### Task description
Find every line in the records below that holds the word "Listing", and copy each one.
═════ Records for this task ═════
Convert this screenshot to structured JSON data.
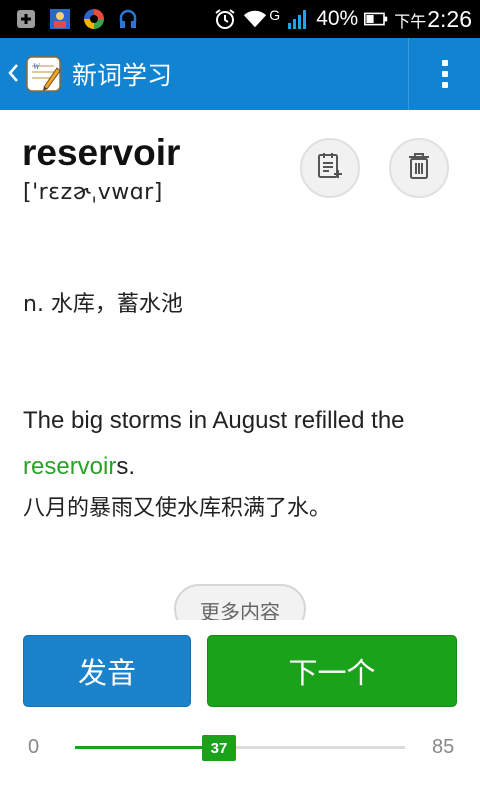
{
  "status_bar": {
    "battery": "40%",
    "time_prefix": "下午",
    "time": "2:26",
    "network": "G"
  },
  "app_bar": {
    "title": "新词学习"
  },
  "word": {
    "text": "reservoir",
    "phonetic": "['rɛzɚˌvwɑr]",
    "definition": "n. 水库，蓄水池"
  },
  "example": {
    "en_before": "The big storms in August refilled the ",
    "en_highlight": "reservoir",
    "en_after": "s.",
    "zh": "八月的暴雨又使水库积满了水。"
  },
  "more_button": "更多内容",
  "actions": {
    "pronounce": "发音",
    "next": "下一个"
  },
  "progress": {
    "min": "0",
    "max": "85",
    "current": "37",
    "current_value": 37,
    "max_value": 85
  },
  "colors": {
    "app_bar": "#1283d0",
    "accent_green": "#1ba21b",
    "accent_blue": "#1b82cc"
  },
  "icons": {
    "note_add": "note-add-icon",
    "delete": "trash-icon",
    "overflow": "overflow-menu-icon",
    "back": "back-chevron-icon"
  }
}
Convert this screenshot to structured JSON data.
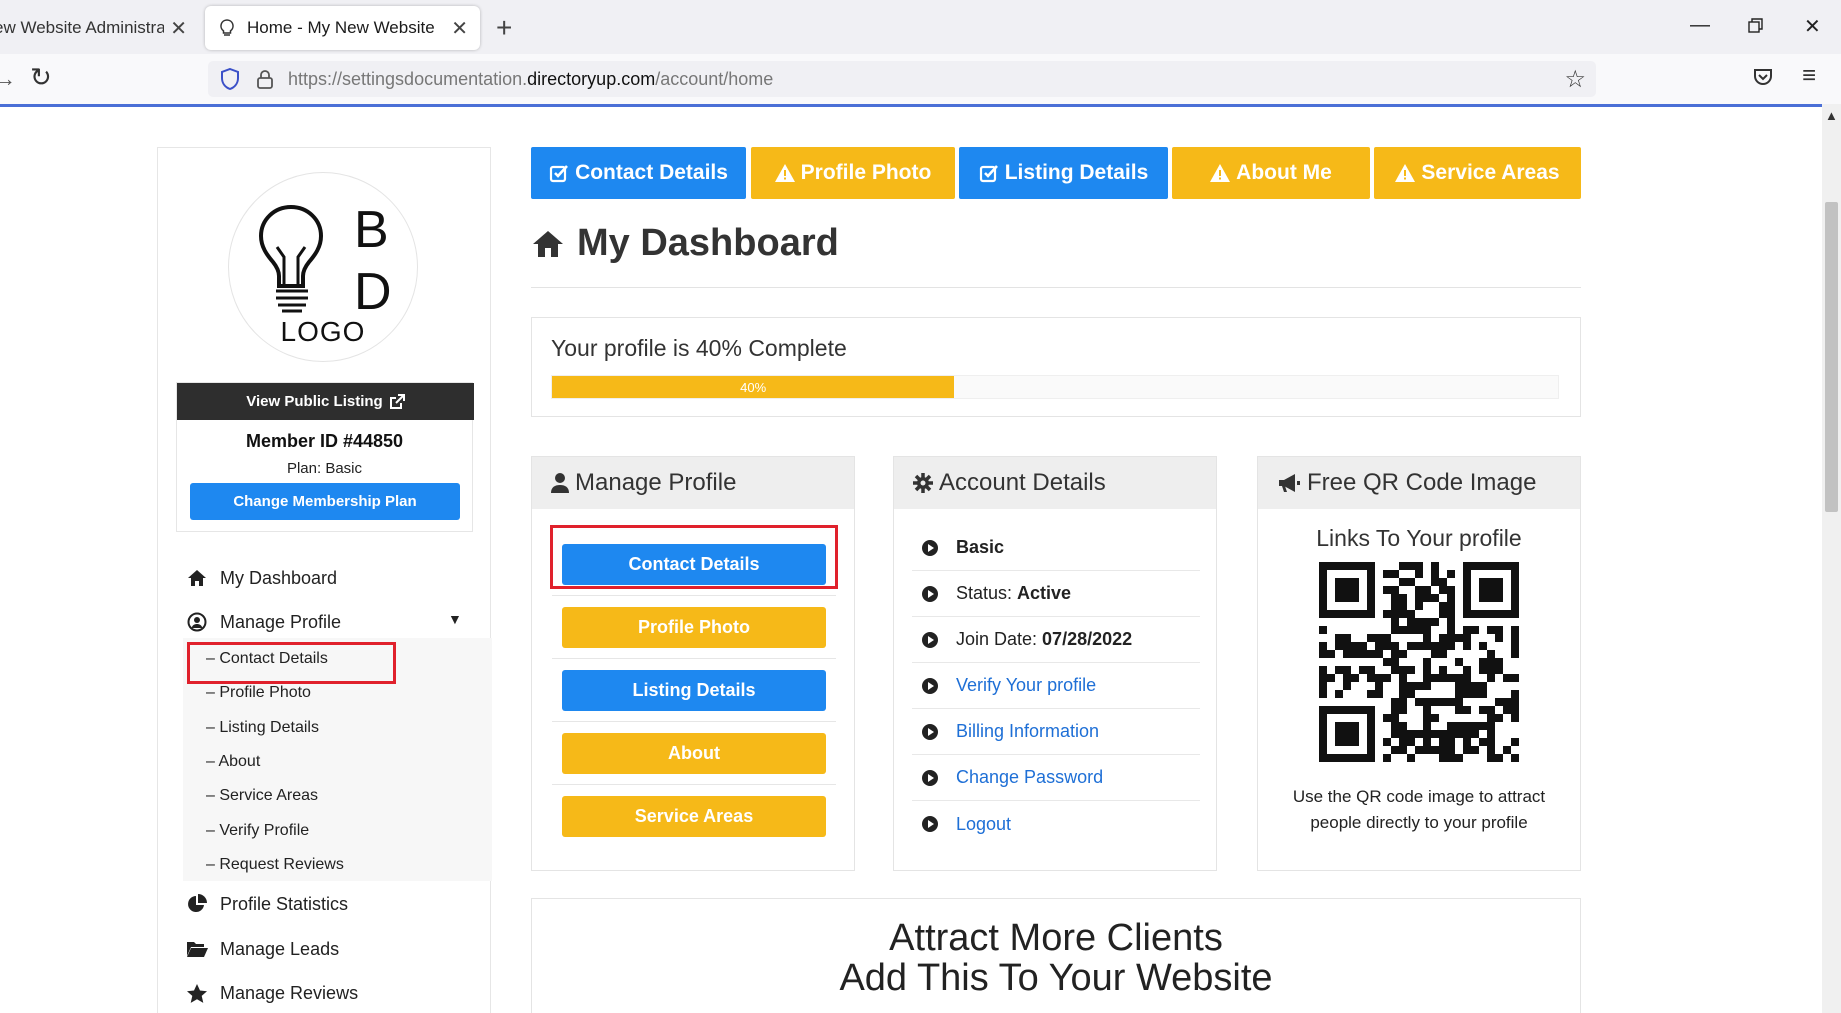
{
  "browser": {
    "tabs": [
      {
        "title": "ew Website Administration",
        "active": false
      },
      {
        "title": "Home - My New Website",
        "active": true
      }
    ],
    "url_prefix": "https://settingsdocumentation.",
    "url_domain": "directoryup.com",
    "url_path": "/account/home"
  },
  "sidebar": {
    "logo_text": "LOGO",
    "logo_letters": [
      "B",
      "D"
    ],
    "view_public_label": "View Public Listing",
    "member_id": "Member ID #44850",
    "plan": "Plan: Basic",
    "change_plan_label": "Change Membership Plan",
    "nav": {
      "dashboard": "My Dashboard",
      "manage_profile": "Manage Profile",
      "sub": [
        "– Contact Details",
        "– Profile Photo",
        "– Listing Details",
        "– About",
        "– Service Areas",
        "– Verify Profile",
        "– Request Reviews"
      ],
      "statistics": "Profile Statistics",
      "leads": "Manage Leads",
      "reviews": "Manage Reviews"
    }
  },
  "top_tabs": [
    {
      "label": "Contact Details",
      "status": "complete",
      "color": "#1e88f0"
    },
    {
      "label": "Profile Photo",
      "status": "warning",
      "color": "#f6b918"
    },
    {
      "label": "Listing Details",
      "status": "complete",
      "color": "#1e88f0"
    },
    {
      "label": "About Me",
      "status": "warning",
      "color": "#f6b918"
    },
    {
      "label": "Service Areas",
      "status": "warning",
      "color": "#f6b918"
    }
  ],
  "dashboard": {
    "title": "My Dashboard",
    "progress_label": "Your profile is 40% Complete",
    "progress_value": 40,
    "progress_text": "40%"
  },
  "manage_profile": {
    "heading": "Manage Profile",
    "buttons": [
      {
        "label": "Contact Details",
        "color": "#1e88f0"
      },
      {
        "label": "Profile Photo",
        "color": "#f6b918"
      },
      {
        "label": "Listing Details",
        "color": "#1e88f0"
      },
      {
        "label": "About",
        "color": "#f6b918"
      },
      {
        "label": "Service Areas",
        "color": "#f6b918"
      }
    ]
  },
  "account_details": {
    "heading": "Account Details",
    "plan": "Basic",
    "status_label": "Status: ",
    "status_value": "Active",
    "join_label": "Join Date: ",
    "join_value": "07/28/2022",
    "links": [
      "Verify Your profile",
      "Billing Information",
      "Change Password",
      "Logout"
    ]
  },
  "qr": {
    "heading": "Free QR Code Image",
    "title": "Links To Your profile",
    "caption": "Use the QR code image to attract people directly to your profile"
  },
  "attract": {
    "line1": "Attract More Clients",
    "line2": "Add This To Your Website"
  },
  "colors": {
    "primary": "#1e88f0",
    "warning": "#f6b918",
    "highlight": "#e0212c"
  }
}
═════
### Completed exercise
    "view_public_label": "View Public Listing",
        "– Listing Details",
      "label": "Listing Details",
        "label": "Listing Details",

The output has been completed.